'Cause I can't tell you how much the cover of this novel has been suiting my mood, today. I've been hiding out in my room most of the day because I know if I don't, I'm going to bite off someone's head.
Maybe if I just keep my nose in a book, all the seasonal strife will just go away and leave me unscathed. Yeah. Right. :PScott, D. Travers. One of These Things Is Not Like the Other. San Francisco: Suspect Thoughts Press, 2005.Summary
: Four uncannily identical brothers learn, in the wake of their eccentric father's suicide, that one of them is actually the son of a reformed hippie and her squeeze. As their deceased father intended, trying to discover the truth of matters drives them apart even further apart than their separate lives had already taken them, and one after another each brother dies. Until one is left...and you're not even sure WHO it is that survived the carnage. Comments
: So, who survived? Though it seems to be Hollywood, I think it's actually Alaska. Of course, that puts a most sinister cast on what happened; Holly, the openly homosexual brother, is murdered by Allie, the closeted homosexual brother, who then assumes his persona and acquires Holly's sheriff boyfriend. Creepy. Especially considering that, as boys, they were sleeping together. Not to mention that we never do find out for certain, either, who the "other" is. Maybe Dallas? Whether the lone survivor is or not, he starts changing shape to match his mother's fair hair and features. Why? Dunno. But that sure makes him a film noir femme fatale if there ever was one. You know that the father had magical powers that he used to make the boys all look like him, even the one he "adopted," but you never really learn HOW he did it or what the extent of his powers are. All of the brothers are also a bit empathic; they can sense each others' emotional state. Another point of ambiguity is when or even in what universe this story is taking place in the first place. Though it is clearly the United States, there are strange bits of technology that do not belong in what otherwise seems to be a contemporary setting. Such as airships. When's the last time you took a ride from Oregon to Alaska on a commercial airship!? Oh, and then have email dictation and 8 tracks--two more things that, as far as I know (and maybe I'm just so out of the loop that I don't...or I'm going crazy) these things are not everyday appliances. Anyway, a most intriguing, intelligent treatment of a suspense/thriller novel; I'm definitely going to read Scott's first novelistic endeavor, now.Notes

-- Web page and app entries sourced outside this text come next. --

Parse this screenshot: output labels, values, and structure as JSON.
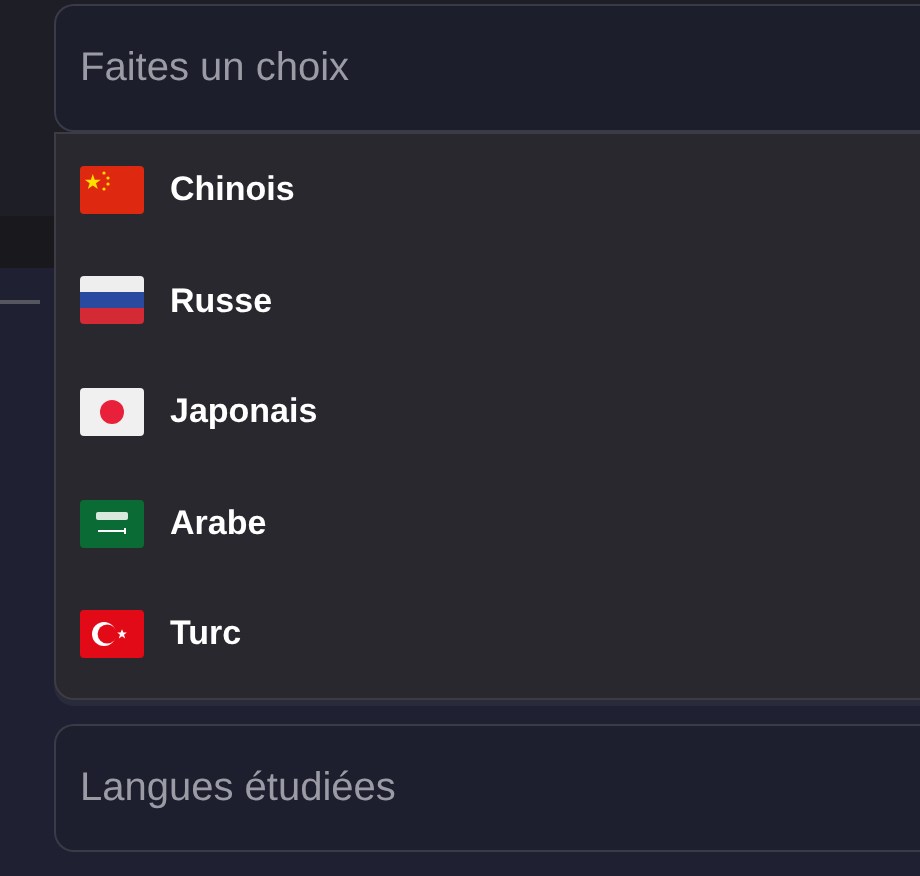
{
  "select": {
    "placeholder": "Faites un choix"
  },
  "options": [
    {
      "label": "Chinois"
    },
    {
      "label": "Russe"
    },
    {
      "label": "Japonais"
    },
    {
      "label": "Arabe"
    },
    {
      "label": "Turc"
    }
  ],
  "languages_field": {
    "placeholder": "Langues étudiées"
  }
}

: hardcover, exclusive BCE; trade paperback edition availableRating
- An entertaining, atmospheric read that accomplishes exactly what it set out to do with a few bonuses along the way.